I found in a different book that $\displaystyle 1 \leq m \leq n-1$.

It said the first 6 lucky numbers are 2, 3, 5, 11, 17 and 41 .

It should make sense to have m=0 since $\displaystyle 0^2-0+2 = 2$, which is prime. - Jul 6th 2010, 07:02 PMmelese
- Jul 6th 2010, 07:03 PMchiph588@
- Jul 6th 2010, 07:14 PMnovice
I spent half a day trying it many different ways. I attempted to prove this by contradiction at the beginning, but to prove $\displaystyle m^2-m+n \Rightarrow n$ being a composite is rather difficult because there isn't a mathematical expression for prime numbers, so I decided to prove it by contrapositive, but my main difficulty was here:

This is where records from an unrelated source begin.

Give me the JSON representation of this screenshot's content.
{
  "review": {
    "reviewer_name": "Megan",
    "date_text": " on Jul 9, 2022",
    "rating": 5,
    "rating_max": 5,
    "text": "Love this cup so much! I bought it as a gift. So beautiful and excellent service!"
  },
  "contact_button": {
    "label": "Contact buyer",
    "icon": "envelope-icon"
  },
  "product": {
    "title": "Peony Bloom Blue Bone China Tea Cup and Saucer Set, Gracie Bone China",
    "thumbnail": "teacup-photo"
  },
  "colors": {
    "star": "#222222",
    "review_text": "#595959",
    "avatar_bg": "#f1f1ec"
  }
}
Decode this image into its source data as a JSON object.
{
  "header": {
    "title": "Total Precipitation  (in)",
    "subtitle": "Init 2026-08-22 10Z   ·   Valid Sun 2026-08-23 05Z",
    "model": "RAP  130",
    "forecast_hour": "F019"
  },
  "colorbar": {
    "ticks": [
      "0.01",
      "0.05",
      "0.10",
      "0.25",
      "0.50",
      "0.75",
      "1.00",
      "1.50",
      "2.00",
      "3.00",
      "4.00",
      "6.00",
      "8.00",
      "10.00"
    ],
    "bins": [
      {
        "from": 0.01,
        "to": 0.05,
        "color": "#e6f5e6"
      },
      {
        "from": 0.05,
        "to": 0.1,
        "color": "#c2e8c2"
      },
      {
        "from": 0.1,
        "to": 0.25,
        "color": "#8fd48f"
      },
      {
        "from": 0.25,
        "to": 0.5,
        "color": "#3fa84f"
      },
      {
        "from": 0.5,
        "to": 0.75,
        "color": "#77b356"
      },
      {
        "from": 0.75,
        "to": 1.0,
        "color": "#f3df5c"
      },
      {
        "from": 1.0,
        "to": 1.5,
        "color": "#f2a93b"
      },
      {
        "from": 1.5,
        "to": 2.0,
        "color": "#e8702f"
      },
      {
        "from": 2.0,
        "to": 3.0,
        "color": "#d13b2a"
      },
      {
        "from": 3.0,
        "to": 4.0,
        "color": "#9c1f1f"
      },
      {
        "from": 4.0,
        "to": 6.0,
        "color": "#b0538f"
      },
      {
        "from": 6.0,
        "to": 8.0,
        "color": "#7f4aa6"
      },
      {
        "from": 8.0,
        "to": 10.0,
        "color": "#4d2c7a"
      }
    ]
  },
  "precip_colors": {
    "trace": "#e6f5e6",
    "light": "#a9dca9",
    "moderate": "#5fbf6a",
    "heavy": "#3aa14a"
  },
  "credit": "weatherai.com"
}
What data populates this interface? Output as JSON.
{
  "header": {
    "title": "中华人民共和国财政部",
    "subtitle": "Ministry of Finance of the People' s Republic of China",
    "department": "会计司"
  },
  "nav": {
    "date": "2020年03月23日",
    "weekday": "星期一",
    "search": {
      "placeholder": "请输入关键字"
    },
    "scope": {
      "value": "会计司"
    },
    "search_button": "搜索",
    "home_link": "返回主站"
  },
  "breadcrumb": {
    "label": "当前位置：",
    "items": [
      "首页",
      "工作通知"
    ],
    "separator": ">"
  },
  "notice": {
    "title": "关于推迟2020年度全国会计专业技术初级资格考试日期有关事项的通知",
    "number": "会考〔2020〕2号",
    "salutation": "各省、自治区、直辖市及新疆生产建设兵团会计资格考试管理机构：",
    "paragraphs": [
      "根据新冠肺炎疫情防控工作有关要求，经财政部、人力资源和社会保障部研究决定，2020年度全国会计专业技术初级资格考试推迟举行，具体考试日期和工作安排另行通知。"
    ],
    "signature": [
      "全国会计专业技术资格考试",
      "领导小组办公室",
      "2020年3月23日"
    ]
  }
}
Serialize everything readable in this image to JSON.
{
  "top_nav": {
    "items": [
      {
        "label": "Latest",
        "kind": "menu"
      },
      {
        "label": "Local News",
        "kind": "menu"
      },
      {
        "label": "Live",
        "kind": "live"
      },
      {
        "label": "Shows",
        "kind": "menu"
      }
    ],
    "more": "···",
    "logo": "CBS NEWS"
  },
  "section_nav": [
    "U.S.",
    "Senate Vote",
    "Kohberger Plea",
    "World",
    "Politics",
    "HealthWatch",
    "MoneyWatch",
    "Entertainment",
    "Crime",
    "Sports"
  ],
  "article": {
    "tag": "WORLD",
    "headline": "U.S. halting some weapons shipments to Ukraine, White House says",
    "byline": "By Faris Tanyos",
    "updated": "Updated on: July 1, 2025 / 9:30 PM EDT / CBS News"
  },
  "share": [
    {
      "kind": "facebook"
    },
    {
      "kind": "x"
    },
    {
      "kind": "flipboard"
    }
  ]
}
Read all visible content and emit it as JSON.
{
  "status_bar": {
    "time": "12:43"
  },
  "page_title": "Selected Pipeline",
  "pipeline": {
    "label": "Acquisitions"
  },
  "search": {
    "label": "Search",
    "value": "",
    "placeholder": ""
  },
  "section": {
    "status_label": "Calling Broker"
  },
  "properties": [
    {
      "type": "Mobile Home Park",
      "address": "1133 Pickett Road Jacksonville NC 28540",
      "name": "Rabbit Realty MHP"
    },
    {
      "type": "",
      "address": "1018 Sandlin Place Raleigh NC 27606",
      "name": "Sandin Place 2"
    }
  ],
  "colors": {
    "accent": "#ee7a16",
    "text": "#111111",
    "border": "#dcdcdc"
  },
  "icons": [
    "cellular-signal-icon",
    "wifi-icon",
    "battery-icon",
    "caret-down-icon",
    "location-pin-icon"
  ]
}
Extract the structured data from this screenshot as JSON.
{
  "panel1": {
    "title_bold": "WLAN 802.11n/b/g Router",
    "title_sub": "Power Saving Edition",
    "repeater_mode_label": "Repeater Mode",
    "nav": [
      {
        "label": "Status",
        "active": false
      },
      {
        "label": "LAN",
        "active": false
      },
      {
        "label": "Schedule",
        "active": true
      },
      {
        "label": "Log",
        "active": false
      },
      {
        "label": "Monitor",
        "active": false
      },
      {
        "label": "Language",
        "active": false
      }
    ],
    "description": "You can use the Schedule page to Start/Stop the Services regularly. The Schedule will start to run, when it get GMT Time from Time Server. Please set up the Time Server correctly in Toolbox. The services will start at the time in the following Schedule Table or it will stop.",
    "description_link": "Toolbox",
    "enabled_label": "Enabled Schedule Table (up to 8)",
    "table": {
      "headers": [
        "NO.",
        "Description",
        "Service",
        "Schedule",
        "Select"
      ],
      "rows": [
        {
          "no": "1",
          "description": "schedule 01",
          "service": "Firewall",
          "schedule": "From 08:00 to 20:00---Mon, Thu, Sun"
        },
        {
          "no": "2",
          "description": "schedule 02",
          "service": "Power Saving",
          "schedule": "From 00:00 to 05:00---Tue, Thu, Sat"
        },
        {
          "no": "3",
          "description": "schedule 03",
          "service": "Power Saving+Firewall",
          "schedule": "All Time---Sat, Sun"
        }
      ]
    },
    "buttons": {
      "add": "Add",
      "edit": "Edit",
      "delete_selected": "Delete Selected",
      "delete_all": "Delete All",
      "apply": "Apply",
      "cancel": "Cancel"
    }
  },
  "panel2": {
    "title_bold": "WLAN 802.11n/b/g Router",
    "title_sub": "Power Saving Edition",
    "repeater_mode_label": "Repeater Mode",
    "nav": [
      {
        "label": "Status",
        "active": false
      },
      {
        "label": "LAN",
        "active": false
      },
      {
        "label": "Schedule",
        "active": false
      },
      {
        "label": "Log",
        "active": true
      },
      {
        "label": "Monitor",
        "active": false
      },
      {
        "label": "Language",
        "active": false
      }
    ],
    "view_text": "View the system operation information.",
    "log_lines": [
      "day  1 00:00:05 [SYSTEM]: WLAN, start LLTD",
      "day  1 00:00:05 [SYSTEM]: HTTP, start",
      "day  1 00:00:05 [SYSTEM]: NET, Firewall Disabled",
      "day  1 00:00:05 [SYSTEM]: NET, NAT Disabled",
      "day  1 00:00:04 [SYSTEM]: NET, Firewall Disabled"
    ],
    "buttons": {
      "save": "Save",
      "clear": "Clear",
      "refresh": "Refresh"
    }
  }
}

I let $\displaystyle n=ab$ where $\displaystyle 1<a<n$ and $\displaystyle 1<b<n$ and $\displaystyle a,b \in \mathbb{N}$.

Since $\displaystyle 1 \leq m \leq n-1$, I let $\displaystyle m=ab-1$.

I ended up with $\displaystyle m^2-m+n= (ab-1)^2-(ab-1)+ab= a^2b^2-2ab+2$, which led me to nowhere, and I decided to post the question.

I found your technique quite interesting. I see why you chose $\displaystyle m=a$. It makes sense since $\displaystyle 1<a<n$. That's quite creative. - Jul 8th 2010, 03:27 PMelim
To show lucky => prime, simply let m = 0

clearly prime numbers are not necessarily lucky (n=7)

Are there infinite many lucky number?